Peter Wilby was editor of the Independent on Sunday from 1995 to 1996 and of the New Statesman from 1998 to 2005. He writes the weekly First Thoughts column for the NS.

This article first appeared in the 07 October 2013 issue of the New Statesman, The last days of Nelson Mandela

Carl Court/Getty
Show Hide image

To stop Jeremy Corbyn, I am giving my second preference to Andy Burnham

The big question is whether Andy Burnham or Yvette Cooper will face Jeremy in the final round of this election.

Voting is now underway in the Labour leadership election. There can be no doubt that Jeremy Corbyn is the frontrunner, but the race isn't over yet.

I know from conversations across the country that many voters still haven't made up their mind.

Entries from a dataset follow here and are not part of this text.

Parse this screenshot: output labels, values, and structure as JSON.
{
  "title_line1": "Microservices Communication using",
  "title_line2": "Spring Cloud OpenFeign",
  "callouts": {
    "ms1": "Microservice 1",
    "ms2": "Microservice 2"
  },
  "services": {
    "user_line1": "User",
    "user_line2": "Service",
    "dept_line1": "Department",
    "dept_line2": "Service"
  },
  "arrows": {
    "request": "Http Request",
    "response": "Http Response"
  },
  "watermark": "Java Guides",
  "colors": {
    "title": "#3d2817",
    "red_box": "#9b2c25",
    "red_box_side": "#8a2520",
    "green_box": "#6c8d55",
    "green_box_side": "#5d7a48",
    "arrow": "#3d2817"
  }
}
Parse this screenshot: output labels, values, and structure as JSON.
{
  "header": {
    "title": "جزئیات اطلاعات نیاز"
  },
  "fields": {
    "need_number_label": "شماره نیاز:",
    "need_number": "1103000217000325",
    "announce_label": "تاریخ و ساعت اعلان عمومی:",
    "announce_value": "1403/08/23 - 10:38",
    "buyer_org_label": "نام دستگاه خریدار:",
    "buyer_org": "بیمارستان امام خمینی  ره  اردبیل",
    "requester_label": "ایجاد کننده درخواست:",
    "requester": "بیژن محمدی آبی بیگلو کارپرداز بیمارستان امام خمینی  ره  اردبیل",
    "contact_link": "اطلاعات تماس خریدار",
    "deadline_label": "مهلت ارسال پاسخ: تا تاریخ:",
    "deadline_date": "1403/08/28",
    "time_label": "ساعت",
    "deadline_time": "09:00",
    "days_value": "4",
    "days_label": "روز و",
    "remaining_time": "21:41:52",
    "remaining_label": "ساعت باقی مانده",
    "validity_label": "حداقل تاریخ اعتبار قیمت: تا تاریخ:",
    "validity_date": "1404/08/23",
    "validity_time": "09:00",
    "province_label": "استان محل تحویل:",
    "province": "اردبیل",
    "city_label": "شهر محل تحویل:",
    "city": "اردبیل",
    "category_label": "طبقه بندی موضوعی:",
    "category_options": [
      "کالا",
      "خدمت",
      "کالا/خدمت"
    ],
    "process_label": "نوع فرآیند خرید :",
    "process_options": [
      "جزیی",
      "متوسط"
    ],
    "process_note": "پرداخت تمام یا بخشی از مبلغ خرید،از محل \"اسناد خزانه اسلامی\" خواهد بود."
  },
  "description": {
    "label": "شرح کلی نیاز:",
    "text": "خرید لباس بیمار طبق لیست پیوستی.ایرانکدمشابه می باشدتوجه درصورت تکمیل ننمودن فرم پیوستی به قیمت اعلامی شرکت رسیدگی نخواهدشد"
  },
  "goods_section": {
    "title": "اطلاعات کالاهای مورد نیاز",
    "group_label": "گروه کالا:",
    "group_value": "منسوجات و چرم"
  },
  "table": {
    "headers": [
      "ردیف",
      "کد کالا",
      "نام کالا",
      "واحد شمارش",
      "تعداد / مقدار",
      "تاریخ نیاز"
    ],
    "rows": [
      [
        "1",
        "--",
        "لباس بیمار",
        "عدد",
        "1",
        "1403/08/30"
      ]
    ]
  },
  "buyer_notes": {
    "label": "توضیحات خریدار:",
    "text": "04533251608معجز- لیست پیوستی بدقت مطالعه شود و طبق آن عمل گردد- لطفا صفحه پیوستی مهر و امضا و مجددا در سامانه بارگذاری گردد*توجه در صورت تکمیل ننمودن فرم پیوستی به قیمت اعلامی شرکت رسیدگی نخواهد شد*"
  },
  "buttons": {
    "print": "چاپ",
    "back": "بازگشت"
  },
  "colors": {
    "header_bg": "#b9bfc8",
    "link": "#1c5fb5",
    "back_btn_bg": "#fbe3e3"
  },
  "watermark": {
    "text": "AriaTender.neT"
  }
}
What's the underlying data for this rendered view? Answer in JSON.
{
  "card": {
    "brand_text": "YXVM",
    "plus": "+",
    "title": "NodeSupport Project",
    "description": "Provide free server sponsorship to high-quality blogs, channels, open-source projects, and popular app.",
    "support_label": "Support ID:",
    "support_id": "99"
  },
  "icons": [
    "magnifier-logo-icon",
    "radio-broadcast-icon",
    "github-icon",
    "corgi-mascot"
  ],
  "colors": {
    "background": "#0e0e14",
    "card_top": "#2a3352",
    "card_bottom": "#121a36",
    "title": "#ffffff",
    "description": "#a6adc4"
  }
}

Some are drawn to Jeremy's promises of a new Jerusalem and endless spending, but worried that these endless promises, with no credibility, will only serve to lose us the next general election.

Others are certain that a Jeremy victory is really a win for Cameron and Osborne, but don't know who is the best alternative to vote for.

I am supporting Liz Kendall and will give her my first preference. But polling data is brutally clear: the big question is whether Andy Burnham or Yvette Cooper will face Jeremy in the final round of this election.

Andy can win. He can draw together support from across the party, motivated by his history of loyalty to the Labour movement, his passionate appeal for unity in fighting the Tories, and the findings of every poll of the general public in this campaign that he is best placed candidate to win the next general election.

Yvette, in contrast, would lose to Jeremy Corbyn and lose heavily. Evidence from data collected by all the campaigns – except (apparently) Yvette's own – shows this. All publicly available polling shows the same. If Andy drops out of the race, a large part of the broad coalition he attracts will vote for Jeremy. If Yvette is knocked out, her support firmly swings behind Andy.

We will all have our views about the different candidates, but the real choice for our country is between a Labour government and the ongoing rightwing agenda of the Tories.

I am in politics to make a real difference to the lives of my constituents. We are all in the Labour movement to get behind the beliefs that unite all in our party.

In the crucial choice we are making right now, I have no doubt that a vote for Jeremy would be the wrong choice – throwing away the next election, and with it hope for the next decade.

A vote for Yvette gets the same result – her defeat by Jeremy, and Jeremy's defeat to Cameron and Osborne.

In the crucial choice between Yvette and Andy, Andy will get my second preference so we can have the best hope of keeping the fight for our party alive, and the best hope for the future of our country too.

Tom Blenkinsop is the Labour MP for Middlesbrough South and East Cleveland